Update November 2, 2022
Ernest Augustus Muling (1861-1949) was a Frenchman by birth (in Blumenau), an Englishman by nationality, and a chef by profession.
He came to Vancouver from Brisbane, Australia where he seems to have spent his twenties and early thirties and where his first two children were born (May and Madeleine, also known as Madge); Ernest’s wife, Annie (1868-1942) was born in England.
His career in Vancouver was on-again-off-again. He would work for a year or more at a hotel or hotel restaurant, and then he would be described for a year or two subsequently (in the Vancouver directory) as a “caterer” — restaurant lingo, I presume, for “self-employed”.
His first experience of the restaurant business in Vancouver was at the Strand Hotel‘s King Edward Silver Grill (ca1905-06). The Strand was mid-way down the south side of the 600 block of West Hastings. He was catering (and traveling in Europe for a few months in 1907) during the 1907-11 period. (A June 1912 clipping noted that Ernest Muling had recently “assumed charge of the Wigwam Inn” (World, 17 June 1912); however, this seems to be the only claim in the local press of this and so I’m assuming it was either a very short-lived appointment or was a press error).
In 1912, Ernest was the proprietor of the Trocadero Grill. The Trocadero was on the south side of the 100 block of West Hastings (at 156 W. Hastings). He catered in 1913.
He was the proprietor of the Langham Hotel at 1115 Nelson Street in 1914. The Langham was what we’d call today a “boutique” hotel. Located just west of Thurlow on Nelson, the charming little hotel building (and its single family dwelling neighbours) is no longer there; in its place today is a concrete multi-residential behemoth.
Starting in 1915, Ernest had moved on to the Grosvenor Hotel Cafe. The Grosvenor was at the SE corner of Howe at Robson. He remained there until 1917/18.While he was working at the Grosvenor, the Mulings lived there. In 1919, he catered again.
In 1920, Ernest was a chef with the Canadian Pacific Railway. What precisely this meant is opaque to me. Whether it meant he was cooking for the staff of the CPR, working in one of the CPR’s public eating establishments, or cooking on a train, isn’t clear.
The CPR job seems to have been his final one in Vancouver. There is no further record in the city of Ernest, Annie, May (or the two boys who came later: Edward, who apprenticed with BC Electric Railway for a couple of years and who seems to have gone to California, dying in San Francisco; and Richard, who took up work as an electrician while in Vancouver).

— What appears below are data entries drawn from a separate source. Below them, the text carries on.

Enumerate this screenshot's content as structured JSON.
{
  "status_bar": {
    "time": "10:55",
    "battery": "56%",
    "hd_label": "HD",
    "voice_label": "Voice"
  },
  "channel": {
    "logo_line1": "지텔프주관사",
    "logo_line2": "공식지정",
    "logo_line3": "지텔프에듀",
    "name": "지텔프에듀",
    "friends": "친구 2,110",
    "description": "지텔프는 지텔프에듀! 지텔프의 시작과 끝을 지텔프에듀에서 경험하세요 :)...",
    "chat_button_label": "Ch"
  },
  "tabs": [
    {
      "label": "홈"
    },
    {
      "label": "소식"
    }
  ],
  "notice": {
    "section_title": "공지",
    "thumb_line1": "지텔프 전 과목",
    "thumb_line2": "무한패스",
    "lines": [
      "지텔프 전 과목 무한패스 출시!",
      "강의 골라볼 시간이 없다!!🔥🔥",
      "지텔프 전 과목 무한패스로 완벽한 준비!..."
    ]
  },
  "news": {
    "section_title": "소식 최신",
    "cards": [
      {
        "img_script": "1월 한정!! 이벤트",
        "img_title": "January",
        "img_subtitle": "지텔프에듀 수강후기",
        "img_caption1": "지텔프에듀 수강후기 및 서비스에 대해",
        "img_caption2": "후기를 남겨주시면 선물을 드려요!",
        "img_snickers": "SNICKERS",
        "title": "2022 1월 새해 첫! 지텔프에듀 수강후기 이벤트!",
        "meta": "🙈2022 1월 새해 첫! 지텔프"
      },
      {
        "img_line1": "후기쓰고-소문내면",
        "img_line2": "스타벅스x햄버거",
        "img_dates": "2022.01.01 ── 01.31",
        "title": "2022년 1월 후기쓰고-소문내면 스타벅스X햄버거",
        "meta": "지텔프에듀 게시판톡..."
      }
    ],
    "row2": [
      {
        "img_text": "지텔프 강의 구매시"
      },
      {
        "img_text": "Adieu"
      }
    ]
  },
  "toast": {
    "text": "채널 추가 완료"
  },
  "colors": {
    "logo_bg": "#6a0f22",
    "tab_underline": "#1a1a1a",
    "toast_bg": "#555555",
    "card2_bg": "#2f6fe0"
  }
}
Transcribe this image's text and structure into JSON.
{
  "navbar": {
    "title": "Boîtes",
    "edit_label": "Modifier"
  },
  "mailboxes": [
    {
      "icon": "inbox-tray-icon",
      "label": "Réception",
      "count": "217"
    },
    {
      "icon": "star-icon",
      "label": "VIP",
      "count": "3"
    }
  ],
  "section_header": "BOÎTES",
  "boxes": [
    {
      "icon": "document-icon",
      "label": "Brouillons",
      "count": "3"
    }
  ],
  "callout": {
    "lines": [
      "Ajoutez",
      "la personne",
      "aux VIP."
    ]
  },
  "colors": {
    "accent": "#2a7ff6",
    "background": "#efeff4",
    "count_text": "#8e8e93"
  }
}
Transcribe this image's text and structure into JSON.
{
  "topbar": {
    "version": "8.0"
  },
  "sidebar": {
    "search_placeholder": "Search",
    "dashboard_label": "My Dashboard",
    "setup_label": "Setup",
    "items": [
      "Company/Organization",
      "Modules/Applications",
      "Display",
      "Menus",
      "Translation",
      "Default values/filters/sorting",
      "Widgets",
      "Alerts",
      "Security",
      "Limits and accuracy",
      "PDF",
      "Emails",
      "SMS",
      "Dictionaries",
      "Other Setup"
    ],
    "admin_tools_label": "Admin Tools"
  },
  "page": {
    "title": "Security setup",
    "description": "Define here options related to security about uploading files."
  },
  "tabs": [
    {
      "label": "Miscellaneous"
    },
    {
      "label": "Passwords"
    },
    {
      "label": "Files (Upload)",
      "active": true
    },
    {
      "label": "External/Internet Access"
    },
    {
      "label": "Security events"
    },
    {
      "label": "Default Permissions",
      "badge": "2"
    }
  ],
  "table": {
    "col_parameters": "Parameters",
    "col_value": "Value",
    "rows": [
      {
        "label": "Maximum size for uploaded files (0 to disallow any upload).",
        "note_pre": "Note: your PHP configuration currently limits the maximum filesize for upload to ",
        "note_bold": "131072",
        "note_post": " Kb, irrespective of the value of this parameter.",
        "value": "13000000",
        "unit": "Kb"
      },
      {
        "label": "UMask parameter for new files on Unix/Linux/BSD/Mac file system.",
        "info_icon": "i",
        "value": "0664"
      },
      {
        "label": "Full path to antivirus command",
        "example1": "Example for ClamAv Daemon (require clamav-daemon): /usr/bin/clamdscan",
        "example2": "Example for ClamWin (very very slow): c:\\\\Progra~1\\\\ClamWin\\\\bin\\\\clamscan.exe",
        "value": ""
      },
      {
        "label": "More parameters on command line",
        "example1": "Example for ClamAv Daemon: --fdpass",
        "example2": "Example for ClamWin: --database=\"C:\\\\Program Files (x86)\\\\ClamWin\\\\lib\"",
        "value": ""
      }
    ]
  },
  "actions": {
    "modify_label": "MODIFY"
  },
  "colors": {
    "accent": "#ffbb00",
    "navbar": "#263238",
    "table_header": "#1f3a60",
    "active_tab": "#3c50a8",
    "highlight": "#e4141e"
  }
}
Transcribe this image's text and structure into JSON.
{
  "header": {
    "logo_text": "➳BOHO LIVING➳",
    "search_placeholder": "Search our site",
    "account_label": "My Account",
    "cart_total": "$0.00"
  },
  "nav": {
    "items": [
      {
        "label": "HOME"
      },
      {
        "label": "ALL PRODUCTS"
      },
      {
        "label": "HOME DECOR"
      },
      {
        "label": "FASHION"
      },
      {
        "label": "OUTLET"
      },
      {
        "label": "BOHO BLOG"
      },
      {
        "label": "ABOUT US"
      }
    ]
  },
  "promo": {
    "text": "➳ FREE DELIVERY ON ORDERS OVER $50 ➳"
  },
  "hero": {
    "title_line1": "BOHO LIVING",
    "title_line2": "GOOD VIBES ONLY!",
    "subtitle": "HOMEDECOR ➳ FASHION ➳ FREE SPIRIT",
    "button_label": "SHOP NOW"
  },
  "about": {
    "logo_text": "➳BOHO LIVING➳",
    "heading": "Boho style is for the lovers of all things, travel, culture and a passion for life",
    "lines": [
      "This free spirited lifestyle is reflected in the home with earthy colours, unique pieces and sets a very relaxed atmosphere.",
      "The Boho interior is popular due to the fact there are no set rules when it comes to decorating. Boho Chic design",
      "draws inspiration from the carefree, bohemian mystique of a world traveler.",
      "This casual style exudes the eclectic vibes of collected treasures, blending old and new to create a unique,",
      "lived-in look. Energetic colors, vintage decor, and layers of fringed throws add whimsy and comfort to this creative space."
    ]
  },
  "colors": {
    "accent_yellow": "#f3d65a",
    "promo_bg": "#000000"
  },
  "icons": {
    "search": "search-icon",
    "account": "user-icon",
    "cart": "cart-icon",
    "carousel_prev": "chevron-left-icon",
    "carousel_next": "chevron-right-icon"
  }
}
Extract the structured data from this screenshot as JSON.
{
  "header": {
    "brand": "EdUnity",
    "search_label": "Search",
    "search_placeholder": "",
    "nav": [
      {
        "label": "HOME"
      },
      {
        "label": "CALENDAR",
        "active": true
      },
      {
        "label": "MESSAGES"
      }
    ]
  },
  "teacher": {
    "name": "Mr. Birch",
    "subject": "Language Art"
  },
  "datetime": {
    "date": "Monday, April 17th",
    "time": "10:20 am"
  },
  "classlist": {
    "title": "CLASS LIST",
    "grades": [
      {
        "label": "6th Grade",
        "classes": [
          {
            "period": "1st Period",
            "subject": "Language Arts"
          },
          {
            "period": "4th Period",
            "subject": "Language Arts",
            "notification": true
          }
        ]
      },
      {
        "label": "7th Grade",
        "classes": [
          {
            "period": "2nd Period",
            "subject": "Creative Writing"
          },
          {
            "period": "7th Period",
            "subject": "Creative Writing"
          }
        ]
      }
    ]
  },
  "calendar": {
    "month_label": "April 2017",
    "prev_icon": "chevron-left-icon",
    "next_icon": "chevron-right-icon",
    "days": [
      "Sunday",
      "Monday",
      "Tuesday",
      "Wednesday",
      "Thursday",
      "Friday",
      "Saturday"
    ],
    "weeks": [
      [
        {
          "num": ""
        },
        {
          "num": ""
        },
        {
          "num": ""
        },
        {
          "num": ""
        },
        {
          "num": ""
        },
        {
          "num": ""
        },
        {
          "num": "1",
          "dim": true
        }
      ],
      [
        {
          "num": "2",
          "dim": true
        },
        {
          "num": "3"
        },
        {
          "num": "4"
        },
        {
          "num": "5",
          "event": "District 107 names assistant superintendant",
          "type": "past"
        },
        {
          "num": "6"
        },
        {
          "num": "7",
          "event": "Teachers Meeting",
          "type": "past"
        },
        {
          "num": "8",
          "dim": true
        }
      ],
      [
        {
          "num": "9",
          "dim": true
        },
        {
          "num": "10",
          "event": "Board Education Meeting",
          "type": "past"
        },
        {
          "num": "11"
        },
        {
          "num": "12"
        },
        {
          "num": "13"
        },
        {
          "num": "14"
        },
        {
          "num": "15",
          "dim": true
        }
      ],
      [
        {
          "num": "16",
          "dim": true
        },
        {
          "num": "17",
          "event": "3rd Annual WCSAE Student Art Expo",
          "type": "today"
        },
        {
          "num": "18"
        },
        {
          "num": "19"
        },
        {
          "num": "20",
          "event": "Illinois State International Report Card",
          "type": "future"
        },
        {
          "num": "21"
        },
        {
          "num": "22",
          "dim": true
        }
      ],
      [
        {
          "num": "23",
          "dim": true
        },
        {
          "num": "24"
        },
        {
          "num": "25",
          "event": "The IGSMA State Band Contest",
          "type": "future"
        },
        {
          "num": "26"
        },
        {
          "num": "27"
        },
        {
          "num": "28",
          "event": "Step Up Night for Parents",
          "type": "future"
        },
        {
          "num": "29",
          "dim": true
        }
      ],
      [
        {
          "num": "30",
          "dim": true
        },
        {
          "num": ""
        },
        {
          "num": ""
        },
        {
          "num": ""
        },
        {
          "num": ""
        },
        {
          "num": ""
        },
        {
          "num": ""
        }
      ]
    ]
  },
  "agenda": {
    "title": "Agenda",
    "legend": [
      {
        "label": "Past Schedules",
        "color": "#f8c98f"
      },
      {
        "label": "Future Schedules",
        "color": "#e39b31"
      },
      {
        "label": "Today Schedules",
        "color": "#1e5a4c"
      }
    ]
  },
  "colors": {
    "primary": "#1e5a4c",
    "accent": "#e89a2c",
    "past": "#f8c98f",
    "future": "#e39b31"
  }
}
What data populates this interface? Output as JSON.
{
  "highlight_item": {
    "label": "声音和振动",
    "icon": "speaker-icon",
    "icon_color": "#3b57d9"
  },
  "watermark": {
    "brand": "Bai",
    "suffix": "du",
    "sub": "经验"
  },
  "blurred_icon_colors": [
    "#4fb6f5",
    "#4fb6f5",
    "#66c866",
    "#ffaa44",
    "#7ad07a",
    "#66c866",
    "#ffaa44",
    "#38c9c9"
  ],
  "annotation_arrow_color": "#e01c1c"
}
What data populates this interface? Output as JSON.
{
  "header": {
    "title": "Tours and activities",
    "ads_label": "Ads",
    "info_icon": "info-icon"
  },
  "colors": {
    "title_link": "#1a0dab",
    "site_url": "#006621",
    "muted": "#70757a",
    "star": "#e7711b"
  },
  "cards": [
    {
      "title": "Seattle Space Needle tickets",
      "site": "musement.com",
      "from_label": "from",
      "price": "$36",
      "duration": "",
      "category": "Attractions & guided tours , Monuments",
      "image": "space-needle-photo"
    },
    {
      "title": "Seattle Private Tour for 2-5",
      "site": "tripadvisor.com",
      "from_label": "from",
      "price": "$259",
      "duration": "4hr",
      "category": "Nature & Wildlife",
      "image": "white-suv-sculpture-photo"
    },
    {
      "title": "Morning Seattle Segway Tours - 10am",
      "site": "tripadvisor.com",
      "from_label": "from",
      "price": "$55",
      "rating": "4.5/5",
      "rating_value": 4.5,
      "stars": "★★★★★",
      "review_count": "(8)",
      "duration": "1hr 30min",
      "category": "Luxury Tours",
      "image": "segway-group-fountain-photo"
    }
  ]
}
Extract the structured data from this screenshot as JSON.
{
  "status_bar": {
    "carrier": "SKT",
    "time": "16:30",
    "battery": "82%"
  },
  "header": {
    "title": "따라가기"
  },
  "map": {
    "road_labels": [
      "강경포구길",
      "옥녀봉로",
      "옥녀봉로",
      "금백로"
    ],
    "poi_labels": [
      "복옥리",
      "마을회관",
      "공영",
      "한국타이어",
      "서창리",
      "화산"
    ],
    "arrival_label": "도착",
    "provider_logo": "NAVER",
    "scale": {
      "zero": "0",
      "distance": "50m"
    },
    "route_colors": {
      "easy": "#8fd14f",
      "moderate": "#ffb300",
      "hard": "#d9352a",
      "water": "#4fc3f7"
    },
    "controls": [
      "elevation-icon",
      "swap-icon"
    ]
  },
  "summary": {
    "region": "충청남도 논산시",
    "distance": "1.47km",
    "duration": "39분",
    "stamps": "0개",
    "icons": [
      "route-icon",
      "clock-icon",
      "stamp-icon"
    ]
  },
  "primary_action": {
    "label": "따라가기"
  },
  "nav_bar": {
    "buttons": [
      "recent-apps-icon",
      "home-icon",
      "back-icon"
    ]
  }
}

Mrs. Muling, for at least a couple of their early years in Vancouver (1908-09), seems to have been the first manager of the Gresham rooming house at SW corner of Granville and Smithe. The rooming house was built in 1907-08 and began operation in late 1908 (Province, 12 December 1908). The Gresham is still known by that name and is at that location, today.
While living here, the Mulings participated in dog shows with their dachshund, “Tackle”, on at least one occasion winning best in show for that breed (Sun, 11 Oct 1912).
By 1921, the Muling family seems to have pulled up stakes.* They ended up in Australia again. Whether they went there directly or took a more circuitous route, isn’t clear to me. But most of the family, including Ernest, appear to have died in Camberwell (a suburb of Melbourne, today).
*Madeleine (aka Madge) married Charles Simpson Scott in Vancouver. She seems to have been the one Muling to have “stuck” here. She died at the ripe age of 93 in 1989 in North Vancouver.